» **Prompt**: Print every record word for word.

Task inputs Block Start

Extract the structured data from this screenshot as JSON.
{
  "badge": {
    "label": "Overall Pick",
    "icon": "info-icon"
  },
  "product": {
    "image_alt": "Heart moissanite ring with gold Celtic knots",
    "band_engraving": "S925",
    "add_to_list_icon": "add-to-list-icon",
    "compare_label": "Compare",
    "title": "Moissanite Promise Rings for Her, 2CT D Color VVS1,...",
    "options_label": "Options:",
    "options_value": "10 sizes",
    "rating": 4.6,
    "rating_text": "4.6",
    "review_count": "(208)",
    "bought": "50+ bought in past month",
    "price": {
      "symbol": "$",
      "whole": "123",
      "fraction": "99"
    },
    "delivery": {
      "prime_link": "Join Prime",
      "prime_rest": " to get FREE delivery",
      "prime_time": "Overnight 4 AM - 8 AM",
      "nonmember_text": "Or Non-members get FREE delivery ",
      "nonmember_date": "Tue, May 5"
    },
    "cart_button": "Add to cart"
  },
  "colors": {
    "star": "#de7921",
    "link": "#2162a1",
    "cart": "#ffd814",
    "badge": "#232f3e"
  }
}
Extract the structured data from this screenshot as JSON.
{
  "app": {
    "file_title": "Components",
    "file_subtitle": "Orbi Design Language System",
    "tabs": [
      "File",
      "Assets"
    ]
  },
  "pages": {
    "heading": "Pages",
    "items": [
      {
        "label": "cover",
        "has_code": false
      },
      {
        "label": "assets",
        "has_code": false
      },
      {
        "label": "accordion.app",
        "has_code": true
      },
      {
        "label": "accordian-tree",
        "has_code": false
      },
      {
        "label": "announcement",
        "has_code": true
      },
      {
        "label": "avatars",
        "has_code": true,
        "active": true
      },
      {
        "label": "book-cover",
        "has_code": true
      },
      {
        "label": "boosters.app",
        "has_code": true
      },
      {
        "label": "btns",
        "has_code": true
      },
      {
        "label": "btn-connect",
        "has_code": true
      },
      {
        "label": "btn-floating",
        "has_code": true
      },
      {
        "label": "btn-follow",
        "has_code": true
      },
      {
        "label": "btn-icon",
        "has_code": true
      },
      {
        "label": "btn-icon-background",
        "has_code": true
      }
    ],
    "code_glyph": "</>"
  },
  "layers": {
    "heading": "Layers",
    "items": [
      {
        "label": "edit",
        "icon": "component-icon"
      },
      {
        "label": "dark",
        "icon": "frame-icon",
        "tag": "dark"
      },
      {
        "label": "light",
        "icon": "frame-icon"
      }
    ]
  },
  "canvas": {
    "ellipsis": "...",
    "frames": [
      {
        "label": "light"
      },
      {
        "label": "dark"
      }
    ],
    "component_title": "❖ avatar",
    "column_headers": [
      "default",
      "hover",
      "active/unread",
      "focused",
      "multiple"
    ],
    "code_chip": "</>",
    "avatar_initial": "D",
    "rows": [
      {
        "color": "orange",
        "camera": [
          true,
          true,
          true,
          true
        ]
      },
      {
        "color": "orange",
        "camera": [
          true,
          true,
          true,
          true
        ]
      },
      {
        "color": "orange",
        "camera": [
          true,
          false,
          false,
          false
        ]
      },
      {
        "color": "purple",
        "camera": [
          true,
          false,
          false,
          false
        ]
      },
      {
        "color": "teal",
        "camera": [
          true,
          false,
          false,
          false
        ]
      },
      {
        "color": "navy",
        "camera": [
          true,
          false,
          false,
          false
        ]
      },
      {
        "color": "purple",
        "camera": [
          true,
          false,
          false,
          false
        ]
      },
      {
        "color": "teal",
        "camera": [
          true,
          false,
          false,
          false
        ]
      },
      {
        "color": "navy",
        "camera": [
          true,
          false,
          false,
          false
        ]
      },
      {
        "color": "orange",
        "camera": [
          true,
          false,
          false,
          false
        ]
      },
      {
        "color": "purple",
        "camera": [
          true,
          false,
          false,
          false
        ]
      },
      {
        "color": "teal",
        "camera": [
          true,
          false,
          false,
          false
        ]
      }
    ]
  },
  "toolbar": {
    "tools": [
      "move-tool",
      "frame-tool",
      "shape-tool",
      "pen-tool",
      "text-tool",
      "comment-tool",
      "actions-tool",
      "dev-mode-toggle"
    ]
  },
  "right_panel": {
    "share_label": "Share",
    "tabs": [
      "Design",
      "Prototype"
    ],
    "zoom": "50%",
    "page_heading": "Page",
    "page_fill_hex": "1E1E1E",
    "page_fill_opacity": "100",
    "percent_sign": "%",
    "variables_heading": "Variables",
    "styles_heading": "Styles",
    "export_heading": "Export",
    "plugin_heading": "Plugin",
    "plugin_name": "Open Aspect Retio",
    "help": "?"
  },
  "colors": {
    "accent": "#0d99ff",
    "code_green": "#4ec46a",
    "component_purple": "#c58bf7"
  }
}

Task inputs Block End

» **Result of the task**:
Extract the structured data from this screenshot as JSON.
{
  "badge": {
    "label": "Overall Pick",
    "icon": "info-icon"
  },
  "product": {
    "image_alt": "Heart moissanite ring with gold Celtic knots",
    "band_engraving": "S925",
    "add_to_list_icon": "add-to-list-icon",
    "compare_label": "Compare",
    "title": "Moissanite Promise Rings for Her, 2CT D Color VVS1,...",
    "options_label": "Options:",
    "options_value": "10 sizes",
    "rating": 4.6,
    "rating_text": "4.6",
    "review_count": "(208)",
    "bought": "50+ bought in past month",
    "price": {
      "symbol": "$",
      "whole": "123",
      "fraction": "99"
    },
    "delivery": {
      "prime_link": "Join Prime",
      "prime_rest": " to get FREE delivery",
      "prime_time": "Overnight 4 AM - 8 AM",
      "nonmember_text": "Or Non-members get FREE delivery ",
      "nonmember_date": "Tue, May 5"
    },
    "cart_button": "Add to cart"
  },
  "colors": {
    "star": "#de7921",
    "link": "#2162a1",
    "cart": "#ffd814",
    "badge": "#232f3e"
  }
}
Extract the structured data from this screenshot as JSON.
{
  "app": {
    "file_title": "Components",
    "file_subtitle": "Orbi Design Language System",
    "tabs": [
      "File",
      "Assets"
    ]
  },
  "pages": {
    "heading": "Pages",
    "items": [
      {
        "label": "cover",
        "has_code": false
      },
      {
        "label": "assets",
        "has_code": false
      },
      {
        "label": "accordion.app",
        "has_code": true
      },
      {
        "label": "accordian-tree",
        "has_code": false
      },
      {
        "label": "announcement",
        "has_code": true
      },
      {
        "label": "avatars",
        "has_code": true,
        "active": true
      },
      {
        "label": "book-cover",
        "has_code": true
      },
      {
        "label": "boosters.app",
        "has_code": true
      },
      {
        "label": "btns",
        "has_code": true
      },
      {
        "label": "btn-connect",
        "has_code": true
      },
      {
        "label": "btn-floating",
        "has_code": true
      },
      {
        "label": "btn-follow",
        "has_code": true
      },
      {
        "label": "btn-icon",
        "has_code": true
      },
      {
        "label": "btn-icon-background",
        "has_code": true
      }
    ],
    "code_glyph": "</>"
  },
  "layers": {
    "heading": "Layers",
    "items": [
      {
        "label": "edit",
        "icon": "component-icon"
      },
      {
        "label": "dark",
        "icon": "frame-icon",
        "tag": "dark"
      },
      {
        "label": "light",
        "icon": "frame-icon"
      }
    ]
  },
  "canvas": {
    "ellipsis": "...",
    "frames": [
      {
        "label": "light"
      },
      {
        "label": "dark"
      }
    ],
    "component_title": "❖ avatar",
    "column_headers": [
      "default",
      "hover",
      "active/unread",
      "focused",
      "multiple"
    ],
    "code_chip": "</>",
    "avatar_initial": "D",
    "rows": [
      {
        "color": "orange",
        "camera": [
          true,
          true,
          true,
          true
        ]
      },
      {
        "color": "orange",
        "camera": [
          true,
          true,
          true,
          true
        ]
      },
      {
        "color": "orange",
        "camera": [
          true,
          false,
          false,
          false
        ]
      },
      {
        "color": "purple",
        "camera": [
          true,
          false,
          false,
          false
        ]
      },
      {
        "color": "teal",
        "camera": [
          true,
          false,
          false,
          false
        ]
      },
      {
        "color": "navy",
        "camera": [
          true,
          false,
          false,
          false
        ]
      },
      {
        "color": "purple",
        "camera": [
          true,
          false,
          false,
          false
        ]
      },
      {
        "color": "teal",
        "camera": [
          true,
          false,
          false,
          false
        ]
      },
      {
        "color": "navy",
        "camera": [
          true,
          false,
          false,
          false
        ]
      },
      {
        "color": "orange",
        "camera": [
          true,
          false,
          false,
          false
        ]
      },
      {
        "color": "purple",
        "camera": [
          true,
          false,
          false,
          false
        ]
      },
      {
        "color": "teal",
        "camera": [
          true,
          false,
          false,
          false
        ]
      }
    ]
  },
  "toolbar": {
    "tools": [
      "move-tool",
      "frame-tool",
      "shape-tool",
      "pen-tool",
      "text-tool",
      "comment-tool",
      "actions-tool",
      "dev-mode-toggle"
    ]
  },
  "right_panel": {
    "share_label": "Share",
    "tabs": [
      "Design",
      "Prototype"
    ],
    "zoom": "50%",
    "page_heading": "Page",
    "page_fill_hex": "1E1E1E",
    "page_fill_opacity": "100",
    "percent_sign": "%",
    "variables_heading": "Variables",
    "styles_heading": "Styles",
    "export_heading": "Export",
    "plugin_heading": "Plugin",
    "plugin_name": "Open Aspect Retio",
    "help": "?"
  },
  "colors": {
    "accent": "#0d99ff",
    "code_green": "#4ec46a",
    "component_purple": "#c58bf7"
  }
}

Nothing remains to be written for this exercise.